    Journal of Biological Chemistry 08/1998; 273(28):17824-31. · 4.65 Impact Factor
  • Matrix Biology 01/1996; 15(3):160-160. · 3.19 Impact Factor
  • Matrix Biology. 09/1994; 14(5):351–352.

Publication Stats

213 Citations
71.23 Total Impact Points

Institutions
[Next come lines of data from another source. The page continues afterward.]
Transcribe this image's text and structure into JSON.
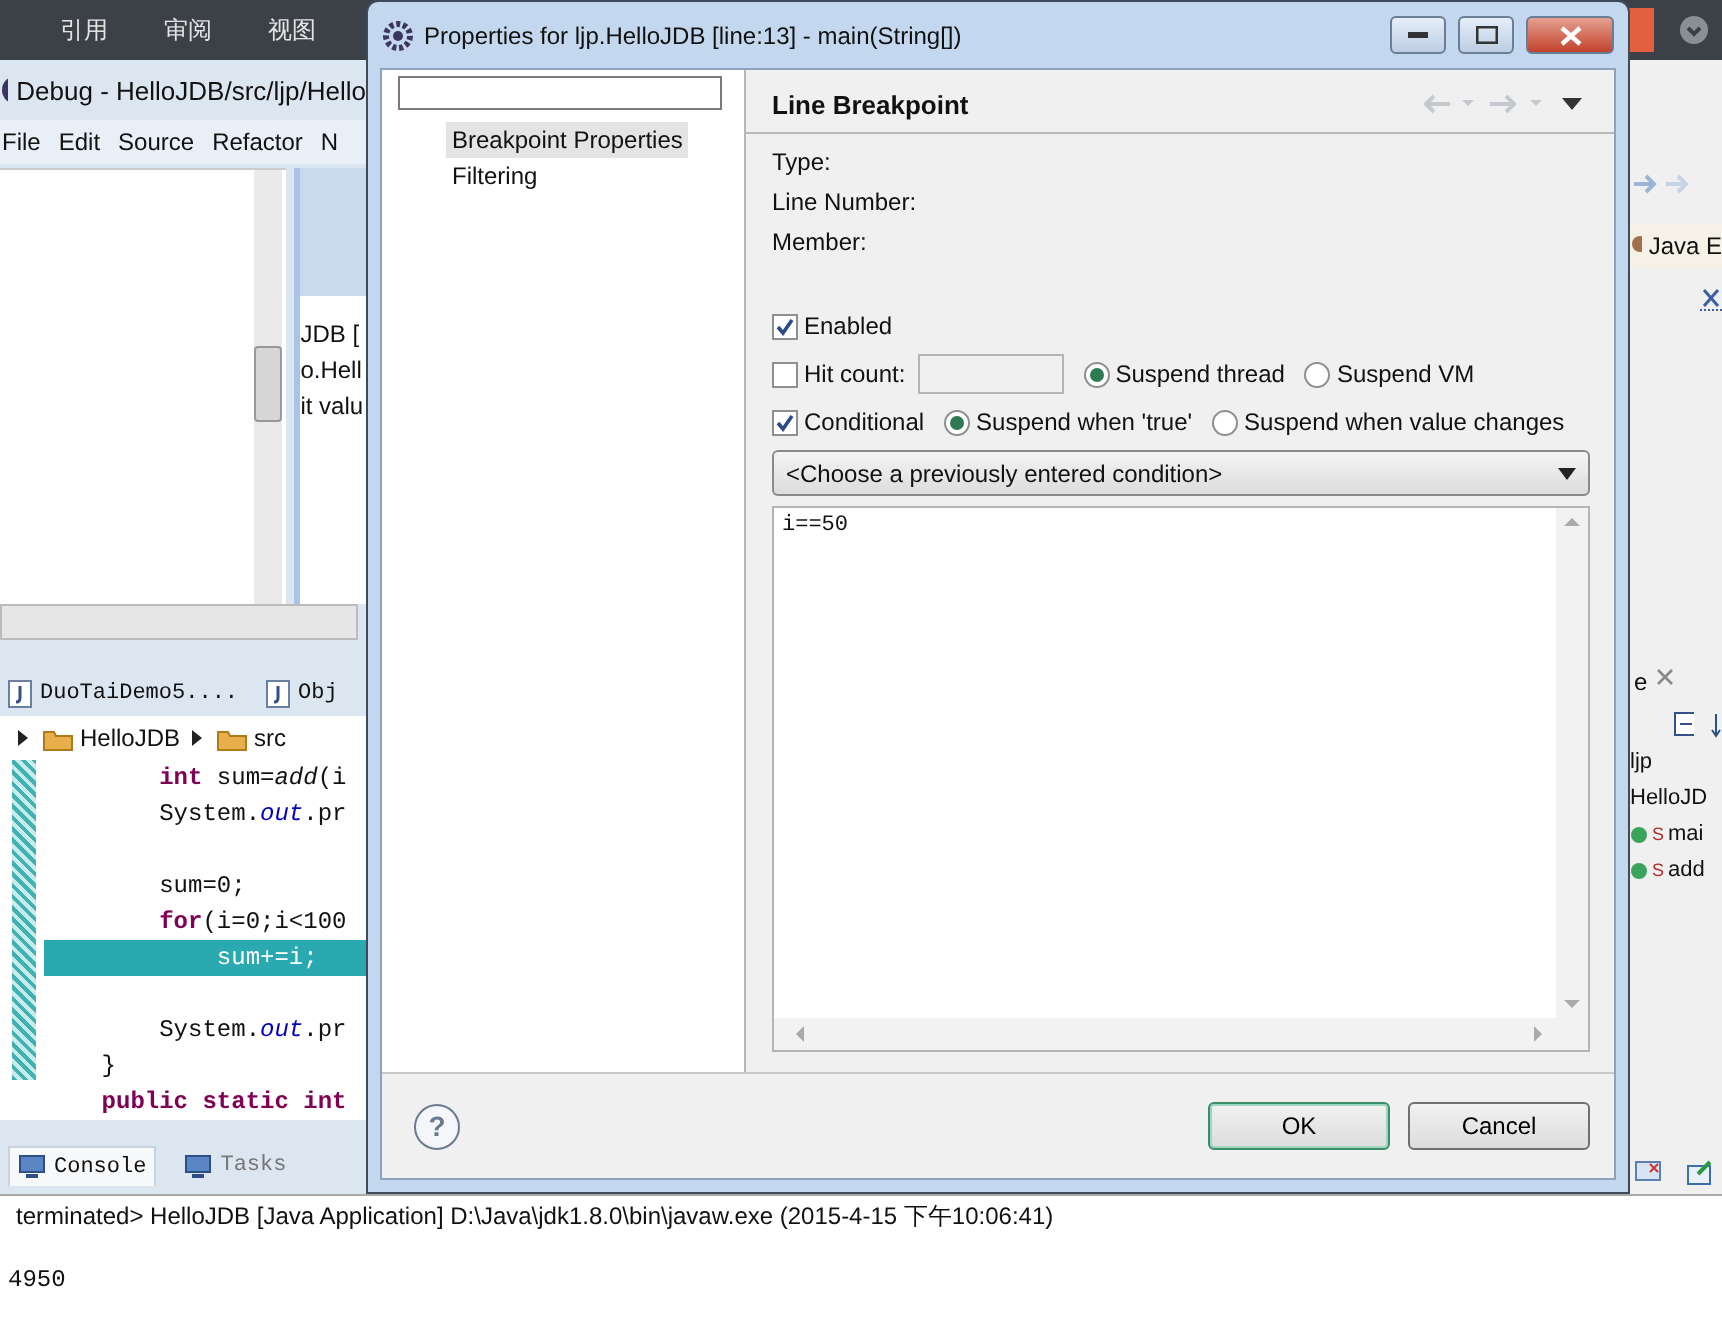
{
  "word_ribbon": {
    "tabs": [
      "引用",
      "审阅",
      "视图"
    ]
  },
  "eclipse": {
    "title": "Debug - HelloJDB/src/ljp/Hello",
    "menu": [
      "File",
      "Edit",
      "Source",
      "Refactor",
      "N"
    ],
    "variables_lines": [
      "JDB [",
      "o.Hell",
      "it valu"
    ],
    "editor_tabs": [
      "DuoTaiDemo5....",
      "Obj"
    ],
    "breadcrumb": [
      "HelloJDB",
      "src"
    ],
    "code_lines": [
      {
        "kind": "code",
        "highlighted": false,
        "segments": [
          {
            "kind": "keyword",
            "text": "        int"
          },
          {
            "kind": "plain",
            "text": " sum="
          },
          {
            "kind": "method",
            "text": "add"
          },
          {
            "kind": "plain",
            "text": "(i"
          }
        ]
      },
      {
        "kind": "code",
        "highlighted": false,
        "segments": [
          {
            "kind": "plain",
            "text": "        System."
          },
          {
            "kind": "field",
            "text": "out"
          },
          {
            "kind": "plain",
            "text": ".pr"
          }
        ]
      },
      {
        "kind": "blank",
        "highlighted": false
      },
      {
        "kind": "code",
        "highlighted": false,
        "segments": [
          {
            "kind": "plain",
            "text": "        sum=0;"
          }
        ]
      },
      {
        "kind": "code",
        "highlighted": false,
        "segments": [
          {
            "kind": "keyword",
            "text": "        for"
          },
          {
            "kind": "plain",
            "text": "(i=0;i<100"
          }
        ]
      },
      {
        "kind": "code",
        "highlighted": true,
        "segments": [
          {
            "kind": "plain",
            "text": "            sum+=i;"
          }
        ]
      },
      {
        "kind": "blank",
        "highlighted": false
      },
      {
        "kind": "code",
        "highlighted": false,
        "segments": [
          {
            "kind": "plain",
            "text": "        System."
          },
          {
            "kind": "field",
            "text": "out"
          },
          {
            "kind": "plain",
            "text": ".pr"
          }
        ]
      },
      {
        "kind": "code",
        "highlighted": false,
        "segments": [
          {
            "kind": "plain",
            "text": "    }"
          }
        ]
      },
      {
        "kind": "code",
        "highlighted": false,
        "segments": [
          {
            "kind": "keyword",
            "text": "    public static int"
          }
        ]
      }
    ],
    "console_tabs": [
      {
        "label": "Console",
        "selected": true
      },
      {
        "label": "Tasks",
        "selected": false
      }
    ],
    "console_status": "terminated> HelloJDB [Java Application] D:\\Java\\jdk1.8.0\\bin\\javaw.exe (2015-4-15 下午10:06:41)",
    "console_output": "4950",
    "perspective": "Java E",
    "outline_tab": "e",
    "outline": [
      {
        "kind": "package",
        "label": "ljp"
      },
      {
        "kind": "class",
        "label": "HelloJD"
      },
      {
        "kind": "method",
        "label": "mai",
        "modifier": "S"
      },
      {
        "kind": "method",
        "label": "add",
        "modifier": "S"
      }
    ]
  },
  "dialog": {
    "title": "Properties for ljp.HelloJDB [line:13] - main(String[])",
    "nav": [
      {
        "label": "Breakpoint Properties",
        "selected": true
      },
      {
        "label": "Filtering",
        "selected": false
      }
    ],
    "page_title": "Line Breakpoint",
    "info_labels": [
      "Type:",
      "Line Number:",
      "Member:"
    ],
    "enabled": {
      "label": "Enabled",
      "checked": true
    },
    "hit_count": {
      "label": "Hit count:",
      "checked": false
    },
    "suspend_options": [
      {
        "label": "Suspend thread",
        "selected": true
      },
      {
        "label": "Suspend VM",
        "selected": false
      }
    ],
    "conditional": {
      "label": "Conditional",
      "checked": true
    },
    "condition_options": [
      {
        "label": "Suspend when 'true'",
        "selected": true
      },
      {
        "label": "Suspend when value changes",
        "selected": false
      }
    ],
    "condition_history": "<Choose a previously entered condition>",
    "condition": "i==50",
    "help": "?",
    "buttons": [
      {
        "label": "OK",
        "default": true
      },
      {
        "label": "Cancel",
        "default": false
      }
    ]
  }
}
  • 2010–2011
    • University of Eastern Finland
      • A.I. Virtanen Institute for Molecular Sciences
      Kuopio, Province of Eastern Finland, Finland
  • 1998–2010
    • University of Oulu
      • • Department of Medical Biochemistry and Molecular Biology
      • • Department of Pharmacology and Toxicology
      Uleoborg, Oulu, Finland